The University of Melbourne has progressed its plans for a $2 billion campus at Melbourne’s Fishermans Bend, after a stage one planning application was submitted to the Victorian government.
The campus will have a focus on “making, doing and testing,” complementing the academic emphasis of its Parkville campus and the performance focus of the Southbank campus.
It will accommodate spaces for the Faculty of Architecture, Building and Planning and the Melbourne School of Engineering, along with a range of shared workspaces, networking hubs, meeting and collaboration spaces, and retail spaces.
Occupying a 7.2 hectare site on Salmon Street, the former General Motors Holden site, it will sit within the planned “employment precinct” in what is currently Australia’s largest urban renewal district.
Grimshaw has prepared a preliminary masterplan for the campus, and City of Melbourne councillors will vote on a planning amendment paving the way for the development on Tuesday 7 July.
Council planners support the proposal, noting that it will be an important catalyst for the development of the wider precinct, but raised concerns about heritage retention and built form and massing.
For its part, Grimshaw says the campus will be deeply rooted in the industrial history of the site. “The legacy of the site, its history and its existing built fabric will anchor and enrich the campus identity and character,” the masterplan reads.
The masterplan is informed by the global proliferation of “innovation precincts,” with traditional workplaces and academic campuses eschewed in favour of “flexible places where people from a range of disciplines and professions can more easily come together.”
“To foster collaboration, the physical design of innovation precincts needs to be highly flexible and responsive,” the masterplan states.

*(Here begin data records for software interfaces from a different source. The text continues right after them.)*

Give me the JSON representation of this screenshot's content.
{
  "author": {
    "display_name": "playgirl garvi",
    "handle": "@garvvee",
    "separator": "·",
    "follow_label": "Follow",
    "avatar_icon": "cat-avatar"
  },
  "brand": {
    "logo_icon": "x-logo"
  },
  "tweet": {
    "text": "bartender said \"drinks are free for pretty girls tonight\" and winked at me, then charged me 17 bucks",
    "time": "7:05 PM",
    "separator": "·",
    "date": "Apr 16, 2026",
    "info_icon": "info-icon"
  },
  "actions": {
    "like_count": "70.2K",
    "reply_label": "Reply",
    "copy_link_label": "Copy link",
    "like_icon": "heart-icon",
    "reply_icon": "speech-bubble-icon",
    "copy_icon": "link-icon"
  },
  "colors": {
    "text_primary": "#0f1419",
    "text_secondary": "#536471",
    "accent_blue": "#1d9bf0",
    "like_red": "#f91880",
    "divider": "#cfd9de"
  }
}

Grimshaw’s scheme divides the site into a number of distinct organizing elements. On Turner Street, the “showcase” is a front-of-house active edge designed for maximum activity, visibility and accessibility. At the centre of the plan is the “heritage heart,” which will be the social hub of the campus. It will centre around the Social Centre, a heritage building with sculpted ceilings and murals over its large central hall built in 1946 as a canteen for General Motors Holden workers.
Along the northern perimeter will be the “tech-dock,” a heavy-duty service spine accommodating the campus’s need for large scale loading, freight and other heavy-duty back of house requirements.
The plan also includes an open space network and a series of through-site links.
The report to council prepared by City Strategy director Emma Appleton states that the scheme appears overly reliant on the “showcase” and “tech-dock” frontages for activation.
“Neither of these facade treatments appears to create the edge conditions between the public and private realms that will foster a vibrant and active precinct,” the reports says.
“More broadly, we recommend that the balance between built form and public realm is revisited. At the moment the built form appears to overwhelm the public realm.”
The report states that Grimshaw’s proposed maximum building envelope of 141 metres is unreasonable. “Building heights above 80 metres seem excessive in this location and are not consistent with the reference typologies provided.”
The report also states that the masterplan should be amended to show a greater degree of retention of heritage fabric.